↓
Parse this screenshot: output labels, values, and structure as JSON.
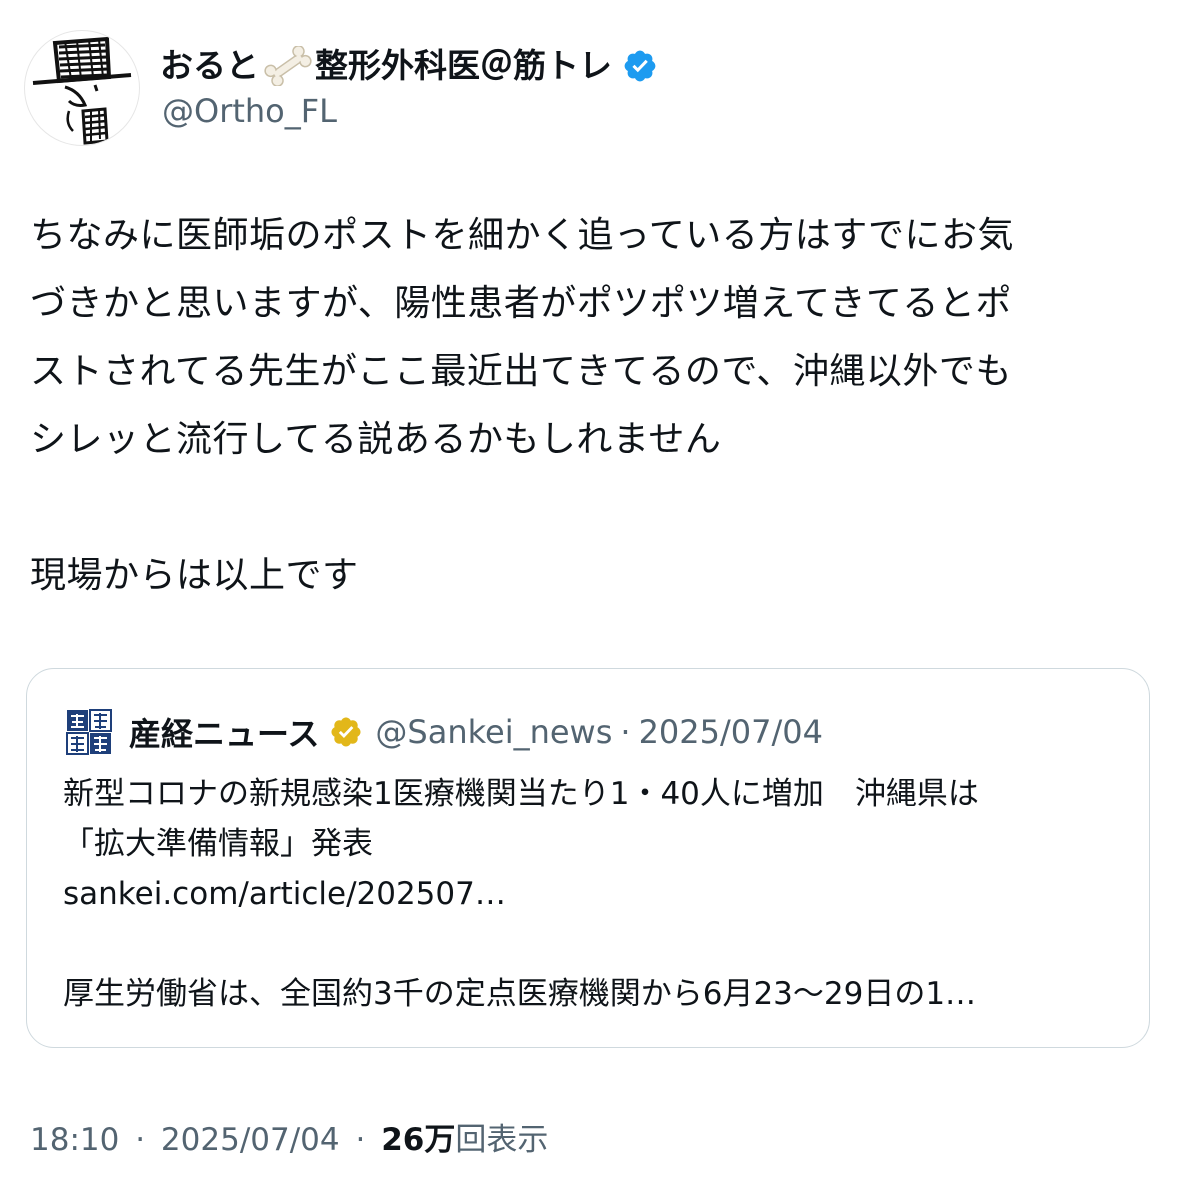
{
  "author": {
    "display_name": "おると",
    "display_name_suffix": "整形外科医＠筋トレ",
    "handle": "@Ortho_FL",
    "verified": true,
    "avatar_icon": "hand-drawn-top-hat-character-avatar",
    "name_emoji": "bone-icon"
  },
  "post": {
    "lines": [
      "ちなみに医師垢のポストを細かく追っている方はすでにお気",
      "づきかと思いますが、陽性患者がポツポツ増えてきてるとポ",
      "ストされてる先生がここ最近出てきてるので、沖縄以外でも",
      "シレッと流行してる説あるかもしれません",
      "",
      "現場からは以上です"
    ]
  },
  "quote": {
    "display_name": "産経ニュース",
    "handle": "@Sankei_news",
    "separator": "·",
    "date": "2025/07/04",
    "logo_icon": "sankei-newspaper-logo",
    "verified_badge": "gold-verified-badge",
    "lines": [
      "新型コロナの新規感染1医療機関当たり1・40人に増加　沖縄県は",
      "「拡大準備情報」発表",
      "sankei.com/article/202507…",
      "",
      "厚生労働省は、全国約3千の定点医療機関から6月23〜29日の1…"
    ]
  },
  "footer": {
    "time": "18:10",
    "sep1": "·",
    "date": "2025/07/04",
    "sep2": "·",
    "views_count": "26万",
    "views_label": "回表示"
  },
  "colors": {
    "text": "#0f1419",
    "secondary": "#536471",
    "border": "#cfd9de",
    "verified_blue": "#1d9bf0",
    "verified_gold": "#e2b719"
  }
}
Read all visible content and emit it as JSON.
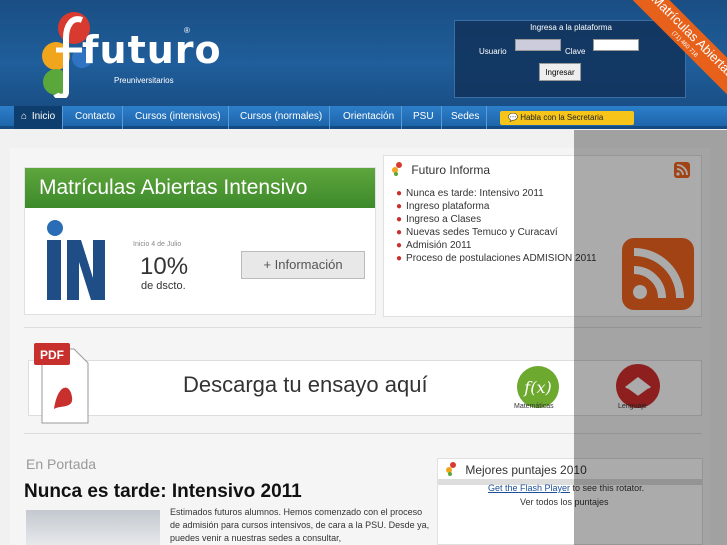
{
  "header": {
    "logo_text": "futuro",
    "logo_sub": "Preuniversitarios",
    "logo_reg": "®",
    "login": {
      "title": "Ingresa a la plataforma",
      "user_label": "Usuario",
      "pass_label": "Clave",
      "user_value": "",
      "pass_value": "",
      "button": "Ingresar"
    },
    "ribbon": {
      "title": "Matrículas Abiertas",
      "sub": "(71) 460 718"
    }
  },
  "nav": {
    "items": [
      "Inicio",
      "Contacto",
      "Cursos (intensivos)",
      "Cursos (normales)",
      "Orientación",
      "PSU",
      "Sedes"
    ],
    "cta": "Habla con la Secretaria"
  },
  "promo": {
    "title": "Matrículas Abiertas Intensivo",
    "date": "Inicio 4 de Julio",
    "pct": "10%",
    "sub": "de dscto.",
    "button": "+ Información"
  },
  "informa": {
    "title": "Futuro Informa",
    "items": [
      "Nunca es tarde: Intensivo 2011",
      "Ingreso plataforma",
      "Ingreso a Clases",
      "Nuevas sedes Temuco y Curacaví",
      "Admisión 2011",
      "Proceso de postulaciones ADMISION 2011"
    ]
  },
  "download": {
    "text": "Descarga tu ensayo aquí",
    "math_label": "Matemáticas",
    "leng_label": "Lenguaje"
  },
  "portada": {
    "label": "En Portada",
    "title": "Nunca es tarde: Intensivo 2011",
    "body": "Estimados futuros alumnos. Hemos comenzado con el proceso de admisión para cursos intensivos, de cara a la PSU. Desde ya, puedes venir a nuestras sedes a consultar,"
  },
  "mejores": {
    "title": "Mejores puntajes 2010",
    "flash_link": "Get the Flash Player",
    "flash_rest": " to see this rotator.",
    "all_link": "Ver todos los puntajes"
  },
  "colors": {
    "header_blue": "#1f5e9b",
    "nav_blue": "#2d7fca",
    "cta_yellow": "#f7c51a",
    "ribbon_orange": "#e7611a",
    "promo_green": "#5ea63d",
    "bullet_red": "#c8302e"
  }
}
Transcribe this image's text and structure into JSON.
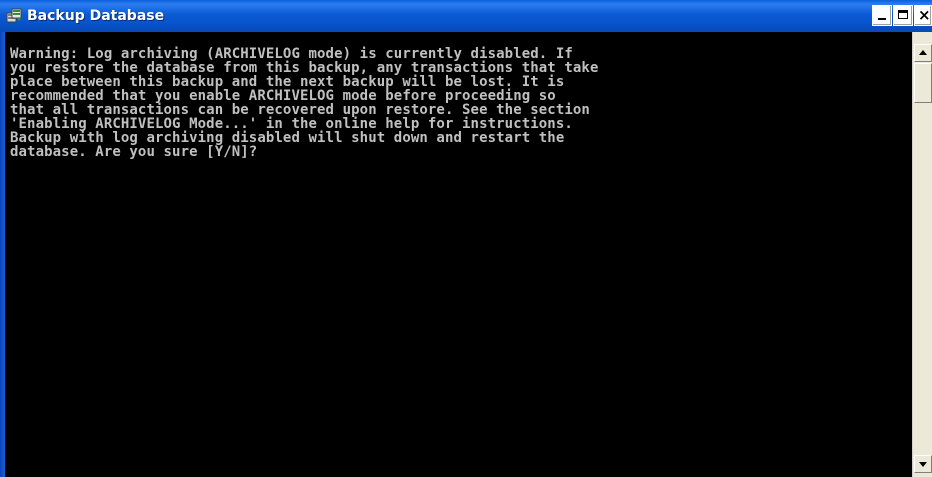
{
  "window": {
    "title": "Backup Database",
    "icon": "database-backup-icon",
    "controls": {
      "minimize": "minimize-icon",
      "maximize": "maximize-icon",
      "close": "close-icon",
      "close_glyph": "×"
    }
  },
  "console": {
    "text": "Warning: Log archiving (ARCHIVELOG mode) is currently disabled. If\nyou restore the database from this backup, any transactions that take\nplace between this backup and the next backup will be lost. It is\nrecommended that you enable ARCHIVELOG mode before proceeding so\nthat all transactions can be recovered upon restore. See the section\n'Enabling ARCHIVELOG Mode...' in the online help for instructions.\nBackup with log archiving disabled will shut down and restart the\ndatabase. Are you sure [Y/N]?",
    "background": "#000000",
    "foreground": "#c0c0c0"
  },
  "scrollbar": {
    "up": "scroll-up-arrow-icon",
    "down": "scroll-down-arrow-icon"
  },
  "colors": {
    "titlebar": "#0b5bd6",
    "title_text": "#ffffff",
    "scrollbar": "#ece9d8"
  }
}
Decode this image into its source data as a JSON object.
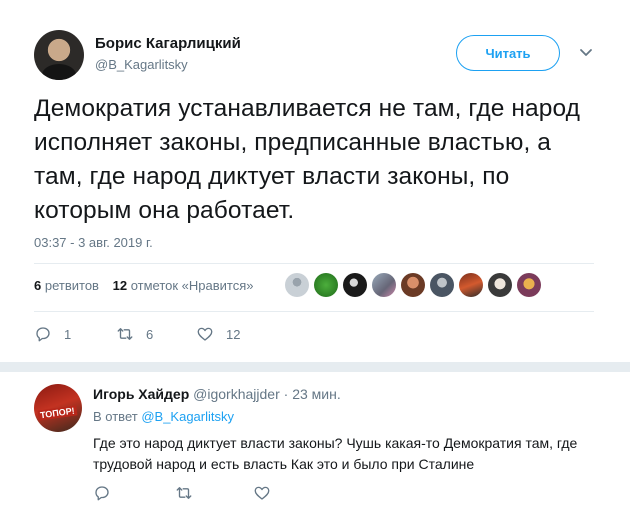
{
  "tweet": {
    "author_name": "Борис Кагарлицкий",
    "author_handle": "@B_Kagarlitsky",
    "follow_label": "Читать",
    "text": "Демократия устанавливается не там, где народ исполняет законы, предписанные властью, а там, где народ диктует власти законы, по которым она работает.",
    "timestamp": "03:37 - 3 авг. 2019 г.",
    "retweets_count": "6",
    "retweets_label": "ретвитов",
    "likes_count": "12",
    "likes_label": "отметок «Нравится»",
    "reply_count": "1",
    "retweet_action_count": "6",
    "like_action_count": "12"
  },
  "reply": {
    "author_name": "Игорь Хайдер",
    "author_handle": "@igorkhajjder",
    "time": "· 23 мин.",
    "reply_to_prefix": "В ответ",
    "reply_to_handle": "@B_Kagarlitsky",
    "text": "Где это народ диктует власти законы? Чушь какая-то Демократия там, где трудовой народ и есть власть Как это и было при Сталине",
    "avatar_badge": "ТОПОР!"
  },
  "colors": {
    "accent": "#1da1f2",
    "secondary_text": "#657786",
    "primary_text": "#14171a",
    "divider": "#e6ecf0"
  },
  "icons": [
    "chevron-down-icon",
    "reply-icon",
    "retweet-icon",
    "like-icon"
  ]
}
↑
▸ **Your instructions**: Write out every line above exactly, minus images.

▸ **Solution**:
Parse this screenshot: output labels, values, and structure as JSON.
{
  "author": {
    "display_name": "おると",
    "display_name_suffix": "整形外科医＠筋トレ",
    "handle": "@Ortho_FL",
    "verified": true,
    "avatar_icon": "hand-drawn-top-hat-character-avatar",
    "name_emoji": "bone-icon"
  },
  "post": {
    "lines": [
      "ちなみに医師垢のポストを細かく追っている方はすでにお気",
      "づきかと思いますが、陽性患者がポツポツ増えてきてるとポ",
      "ストされてる先生がここ最近出てきてるので、沖縄以外でも",
      "シレッと流行してる説あるかもしれません",
      "",
      "現場からは以上です"
    ]
  },
  "quote": {
    "display_name": "産経ニュース",
    "handle": "@Sankei_news",
    "separator": "·",
    "date": "2025/07/04",
    "logo_icon": "sankei-newspaper-logo",
    "verified_badge": "gold-verified-badge",
    "lines": [
      "新型コロナの新規感染1医療機関当たり1・40人に増加　沖縄県は",
      "「拡大準備情報」発表",
      "sankei.com/article/202507…",
      "",
      "厚生労働省は、全国約3千の定点医療機関から6月23〜29日の1…"
    ]
  },
  "footer": {
    "time": "18:10",
    "sep1": "·",
    "date": "2025/07/04",
    "sep2": "·",
    "views_count": "26万",
    "views_label": "回表示"
  },
  "colors": {
    "text": "#0f1419",
    "secondary": "#536471",
    "border": "#cfd9de",
    "verified_blue": "#1d9bf0",
    "verified_gold": "#e2b719"
  }
}
Read all visible content and emit it as JSON.
{
  "header": {
    "logo_text": "futuro",
    "logo_sub": "Preuniversitarios",
    "logo_reg": "®",
    "login": {
      "title": "Ingresa a la plataforma",
      "user_label": "Usuario",
      "pass_label": "Clave",
      "user_value": "",
      "pass_value": "",
      "button": "Ingresar"
    },
    "ribbon": {
      "title": "Matrículas Abiertas",
      "sub": "(71) 460 718"
    }
  },
  "nav": {
    "items": [
      "Inicio",
      "Contacto",
      "Cursos (intensivos)",
      "Cursos (normales)",
      "Orientación",
      "PSU",
      "Sedes"
    ],
    "cta": "Habla con la Secretaria"
  },
  "promo": {
    "title": "Matrículas Abiertas Intensivo",
    "date": "Inicio 4 de Julio",
    "pct": "10%",
    "sub": "de dscto.",
    "button": "+ Información"
  },
  "informa": {
    "title": "Futuro Informa",
    "items": [
      "Nunca es tarde: Intensivo 2011",
      "Ingreso plataforma",
      "Ingreso a Clases",
      "Nuevas sedes Temuco y Curacaví",
      "Admisión 2011",
      "Proceso de postulaciones ADMISION 2011"
    ]
  },
  "download": {
    "text": "Descarga tu ensayo aquí",
    "math_label": "Matemáticas",
    "leng_label": "Lenguaje"
  },
  "portada": {
    "label": "En Portada",
    "title": "Nunca es tarde: Intensivo 2011",
    "body": "Estimados futuros alumnos. Hemos comenzado con el proceso de admisión para cursos intensivos, de cara a la PSU. Desde ya, puedes venir a nuestras sedes a consultar,"
  },
  "mejores": {
    "title": "Mejores puntajes 2010",
    "flash_link": "Get the Flash Player",
    "flash_rest": " to see this rotator.",
    "all_link": "Ver todos los puntajes"
  },
  "colors": {
    "header_blue": "#1f5e9b",
    "nav_blue": "#2d7fca",
    "cta_yellow": "#f7c51a",
    "ribbon_orange": "#e7611a",
    "promo_green": "#5ea63d",
    "bullet_red": "#c8302e"
  }
}
Transcribe this image's text and structure into JSON.
{
  "window": {
    "title": "Backup Database",
    "icon": "database-backup-icon",
    "controls": {
      "minimize": "minimize-icon",
      "maximize": "maximize-icon",
      "close": "close-icon",
      "close_glyph": "×"
    }
  },
  "console": {
    "text": "Warning: Log archiving (ARCHIVELOG mode) is currently disabled. If\nyou restore the database from this backup, any transactions that take\nplace between this backup and the next backup will be lost. It is\nrecommended that you enable ARCHIVELOG mode before proceeding so\nthat all transactions can be recovered upon restore. See the section\n'Enabling ARCHIVELOG Mode...' in the online help for instructions.\nBackup with log archiving disabled will shut down and restart the\ndatabase. Are you sure [Y/N]?",
    "background": "#000000",
    "foreground": "#c0c0c0"
  },
  "scrollbar": {
    "up": "scroll-up-arrow-icon",
    "down": "scroll-down-arrow-icon"
  },
  "colors": {
    "titlebar": "#0b5bd6",
    "title_text": "#ffffff",
    "scrollbar": "#ece9d8"
  }
}
Decode this image into its source data as a JSON object.
{
  "tweet": {
    "author_name": "Борис Кагарлицкий",
    "author_handle": "@B_Kagarlitsky",
    "follow_label": "Читать",
    "text": "Демократия устанавливается не там, где народ исполняет законы, предписанные властью, а там, где народ диктует власти законы, по которым она работает.",
    "timestamp": "03:37 - 3 авг. 2019 г.",
    "retweets_count": "6",
    "retweets_label": "ретвитов",
    "likes_count": "12",
    "likes_label": "отметок «Нравится»",
    "reply_count": "1",
    "retweet_action_count": "6",
    "like_action_count": "12"
  },
  "reply": {
    "author_name": "Игорь Хайдер",
    "author_handle": "@igorkhajjder",
    "time": "· 23 мин.",
    "reply_to_prefix": "В ответ",
    "reply_to_handle": "@B_Kagarlitsky",
    "text": "Где это народ диктует власти законы? Чушь какая-то Демократия там, где трудовой народ и есть власть Как это и было при Сталине",
    "avatar_badge": "ТОПОР!"
  },
  "colors": {
    "accent": "#1da1f2",
    "secondary_text": "#657786",
    "primary_text": "#14171a",
    "divider": "#e6ecf0"
  },
  "icons": [
    "chevron-down-icon",
    "reply-icon",
    "retweet-icon",
    "like-icon"
  ]
}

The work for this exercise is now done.